• [What you should do]: From the records below, take each line where the string "color" shows up and copy it.

(Data records for software interfaces)
★ ★ ★ ★

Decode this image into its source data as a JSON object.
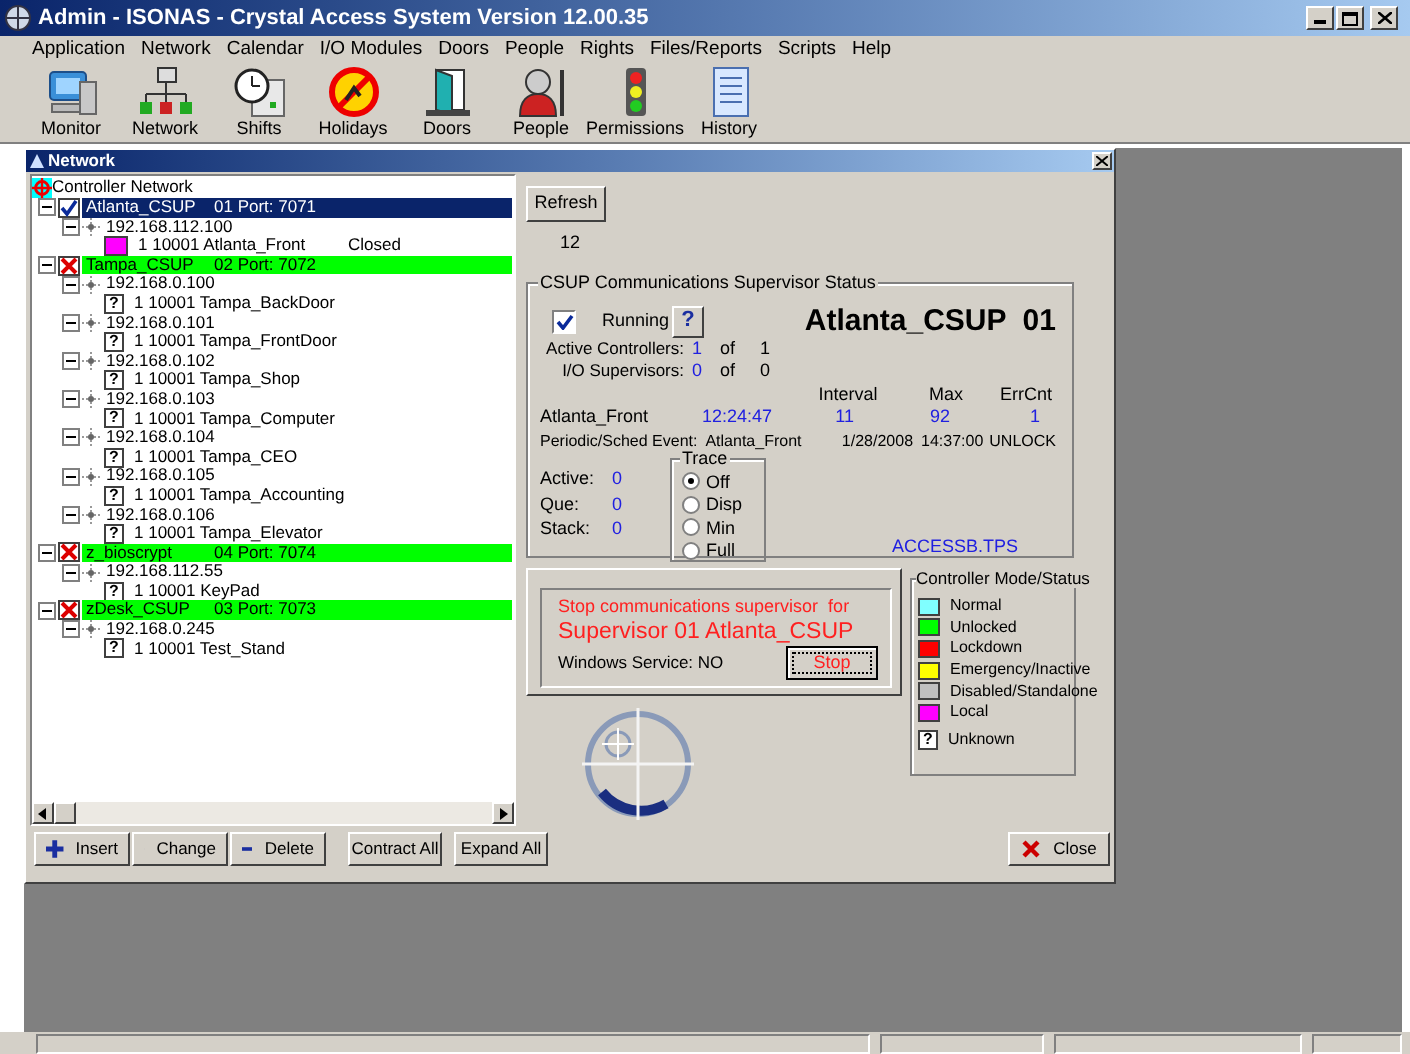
{
  "app_title": "Admin - ISONAS - Crystal Access System Version 12.00.35",
  "menu": [
    "Application",
    "Network",
    "Calendar",
    "I/O Modules",
    "Doors",
    "People",
    "Rights",
    "Files/Reports",
    "Scripts",
    "Help"
  ],
  "toolbar": [
    "Monitor",
    "Network",
    "Shifts",
    "Holidays",
    "Doors",
    "People",
    "Permissions",
    "History"
  ],
  "network_window": {
    "title": "Network",
    "tree": {
      "root": "Controller Network",
      "controllers": [
        {
          "name": "Atlanta_CSUP",
          "port": "01 Port: 7071",
          "kind": "running",
          "selected": true,
          "expanded": true,
          "children": [
            {
              "address": "192.168.112.100",
              "expanded": true,
              "children": [
                {
                  "label": "1 10001 Atlanta_Front",
                  "state": "Closed",
                  "kind": "local"
                }
              ]
            }
          ]
        },
        {
          "name": "Tampa_CSUP",
          "port": "02 Port: 7072",
          "kind": "stopped",
          "selected": false,
          "expanded": true,
          "children": [
            {
              "address": "192.168.0.100",
              "expanded": true,
              "children": [
                {
                  "label": "1 10001 Tampa_BackDoor",
                  "kind": "unknown",
                  "badge": "?"
                }
              ]
            },
            {
              "address": "192.168.0.101",
              "expanded": true,
              "children": [
                {
                  "label": "1 10001 Tampa_FrontDoor",
                  "kind": "unknown",
                  "badge": "?"
                }
              ]
            },
            {
              "address": "192.168.0.102",
              "expanded": true,
              "children": [
                {
                  "label": "1 10001 Tampa_Shop",
                  "kind": "unknown",
                  "badge": "?"
                }
              ]
            },
            {
              "address": "192.168.0.103",
              "expanded": true,
              "children": [
                {
                  "label": "1 10001 Tampa_Computer",
                  "kind": "unknown",
                  "badge": "?"
                }
              ]
            },
            {
              "address": "192.168.0.104",
              "expanded": true,
              "children": [
                {
                  "label": "1 10001 Tampa_CEO",
                  "kind": "unknown",
                  "badge": "?"
                }
              ]
            },
            {
              "address": "192.168.0.105",
              "expanded": true,
              "children": [
                {
                  "label": "1 10001 Tampa_Accounting",
                  "kind": "unknown",
                  "badge": "?"
                }
              ]
            },
            {
              "address": "192.168.0.106",
              "expanded": true,
              "children": [
                {
                  "label": "1 10001 Tampa_Elevator",
                  "kind": "unknown",
                  "badge": "?"
                }
              ]
            }
          ]
        },
        {
          "name": "z_bioscrypt",
          "port": "04 Port: 7074",
          "kind": "stopped",
          "selected": false,
          "expanded": true,
          "children": [
            {
              "address": "192.168.112.55",
              "expanded": true,
              "children": [
                {
                  "label": "1 10001 KeyPad",
                  "kind": "unknown",
                  "badge": "?"
                }
              ]
            }
          ]
        },
        {
          "name": "zDesk_CSUP",
          "port": "03 Port: 7073",
          "kind": "stopped",
          "selected": false,
          "expanded": true,
          "children": [
            {
              "address": "192.168.0.245",
              "expanded": true,
              "children": [
                {
                  "label": "1 10001 Test_Stand",
                  "kind": "unknown",
                  "badge": "?"
                }
              ]
            }
          ]
        }
      ]
    },
    "refresh_button": "Refresh",
    "count": "12",
    "status_group": {
      "title": "CSUP Communications Supervisor Status",
      "running": {
        "label": "Running",
        "checked": true
      },
      "help_button": "?",
      "heading": "Atlanta_CSUP  01",
      "active_controllers": {
        "label": "Active Controllers:",
        "value": "1",
        "of": "of",
        "total": "1"
      },
      "io_supervisors": {
        "label": "I/O Supervisors:",
        "value": "0",
        "of": "of",
        "total": "0"
      },
      "columns": [
        "Interval",
        "Max",
        "ErrCnt"
      ],
      "door_row": {
        "name": "Atlanta_Front",
        "time": "12:24:47",
        "interval": "11",
        "max": "92",
        "errcnt": "1"
      },
      "event_row": {
        "label": "Periodic/Sched Event:",
        "door": "Atlanta_Front",
        "date": "1/28/2008",
        "time": "14:37:00",
        "action": "UNLOCK"
      },
      "counters": [
        {
          "label": "Active:",
          "value": "0"
        },
        {
          "label": "Que:",
          "value": "0"
        },
        {
          "label": "Stack:",
          "value": "0"
        }
      ],
      "trace": {
        "title": "Trace",
        "options": [
          {
            "label": "Off",
            "selected": true
          },
          {
            "label": "Disp",
            "selected": false
          },
          {
            "label": "Min",
            "selected": false
          },
          {
            "label": "Full",
            "selected": false
          }
        ]
      },
      "file": "ACCESSB.TPS"
    },
    "stop_panel": {
      "line1": "Stop communications supervisor  for",
      "line2": "Supervisor 01 Atlanta_CSUP",
      "service": "Windows Service: NO",
      "button": "Stop"
    },
    "legend": {
      "title": "Controller Mode/Status",
      "items": [
        {
          "label": "Normal",
          "kind": "swatch",
          "color": "#80ffff"
        },
        {
          "label": "Unlocked",
          "kind": "swatch",
          "color": "#00ff00"
        },
        {
          "label": "Lockdown",
          "kind": "swatch",
          "color": "#ff0000"
        },
        {
          "label": "Emergency/Inactive",
          "kind": "swatch",
          "color": "#ffff00"
        },
        {
          "label": "Disabled/Standalone",
          "kind": "swatch",
          "color": "#c0c0c0"
        },
        {
          "label": "Local",
          "kind": "swatch",
          "color": "#ff00ff"
        },
        {
          "label": "Unknown",
          "kind": "unknown",
          "badge": "?"
        }
      ]
    },
    "buttons": [
      {
        "label": "Insert",
        "kind": "insert"
      },
      {
        "label": "Change",
        "kind": "change"
      },
      {
        "label": "Delete",
        "kind": "delete"
      },
      {
        "label": "Contract All",
        "kind": "plain"
      },
      {
        "label": "Expand All",
        "kind": "plain"
      }
    ],
    "close_button": "Close"
  }
}
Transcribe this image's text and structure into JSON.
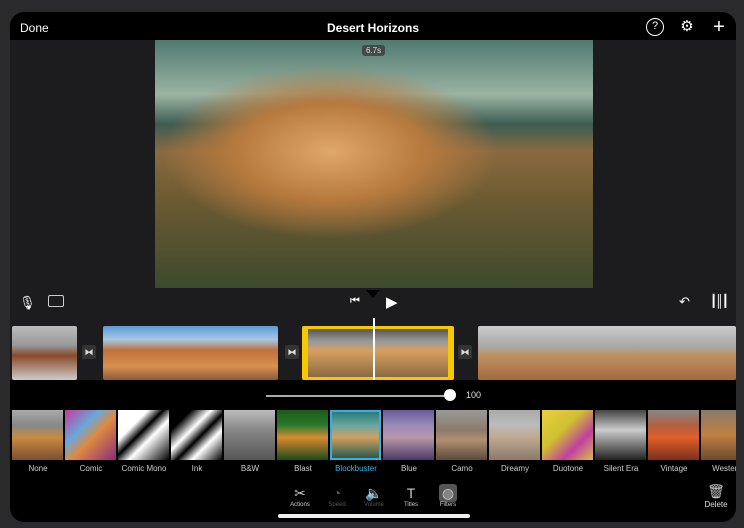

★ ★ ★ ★

• [Answer for this exercise]:
          "color": "#80ffff"
          "color": "#00ff00"
          "color": "#ff0000"
          "color": "#ffff00"
          "color": "#c0c0c0"
          "color": "#ff00ff"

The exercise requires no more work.